Such is the case with the Rose Lambert-Hynes-Whitlow home, recently condemned, in Refugio. The city has placed this piece of history on a demolition list, along with 20 other structures, after an inspector evaluated the condition of 31 homes in the town.
Unless the owner of the home appeals, the Rose Lambert-Hynes- Whitlow home could be demolished in early August.
We ask, why the sudden urgency to demolish homes? Yes, Refugio is growing, but such a valuable, visible piece of the city's history should receive every chance it can for restoration, rather than demolition. As the city grows, sites such as these will become valuable tourist hot spots, if managed correctly.
And after all, when have you seen a shiny new building in an advertisement to visit a historic town? What you typically see are classic structures tied to the history and culture of the place.
We've seen the effects of losing historic structures in Victoria, and several of what could have been beautiful structures for future generations to enjoy have gone beyond our reach.
We understand that it is expensive to renovate and maintain a historic home, but there are many options available to help with the cost. We ask that the property owner and city of Refugio get creative as they work to save this historic home.
There are grants and tax credits available to those working to restore a historic site on both the state and federal level.

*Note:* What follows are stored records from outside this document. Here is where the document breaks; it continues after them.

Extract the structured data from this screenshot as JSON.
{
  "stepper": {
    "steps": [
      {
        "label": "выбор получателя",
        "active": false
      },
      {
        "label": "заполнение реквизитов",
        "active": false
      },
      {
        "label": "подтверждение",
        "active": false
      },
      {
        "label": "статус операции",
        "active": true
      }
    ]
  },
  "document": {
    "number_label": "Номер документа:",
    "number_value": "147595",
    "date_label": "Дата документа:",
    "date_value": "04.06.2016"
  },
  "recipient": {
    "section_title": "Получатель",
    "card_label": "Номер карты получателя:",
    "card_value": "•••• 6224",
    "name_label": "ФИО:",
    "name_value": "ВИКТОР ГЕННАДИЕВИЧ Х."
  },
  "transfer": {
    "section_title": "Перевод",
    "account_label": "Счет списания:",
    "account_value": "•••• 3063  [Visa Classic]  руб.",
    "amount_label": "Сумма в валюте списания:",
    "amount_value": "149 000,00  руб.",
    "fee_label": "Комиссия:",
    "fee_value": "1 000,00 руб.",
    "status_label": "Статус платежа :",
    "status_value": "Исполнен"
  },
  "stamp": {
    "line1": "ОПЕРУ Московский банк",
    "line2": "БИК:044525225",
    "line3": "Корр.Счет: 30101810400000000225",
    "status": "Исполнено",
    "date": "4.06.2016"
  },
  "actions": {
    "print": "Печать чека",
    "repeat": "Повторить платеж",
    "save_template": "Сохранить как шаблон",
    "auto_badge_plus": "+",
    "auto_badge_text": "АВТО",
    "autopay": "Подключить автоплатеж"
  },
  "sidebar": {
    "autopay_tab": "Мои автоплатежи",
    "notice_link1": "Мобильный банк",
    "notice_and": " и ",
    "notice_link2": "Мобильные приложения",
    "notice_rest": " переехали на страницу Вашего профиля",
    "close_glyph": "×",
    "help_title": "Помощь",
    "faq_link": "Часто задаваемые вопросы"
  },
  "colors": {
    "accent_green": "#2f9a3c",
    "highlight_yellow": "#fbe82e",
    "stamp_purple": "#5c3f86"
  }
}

There is also the possibility of selling or even giving the home to a private buyer who would be willing to do the restoration work on their own.
But whatever the method, we strongly urge the city of Refugio and the owner of the Rose Lambert-Hynes-Whitlow home to find a way to preserve this treasure.
After all, heritage is like the soul of a city.
This editorial reflects the views of the Victoria Advocate's editorial board.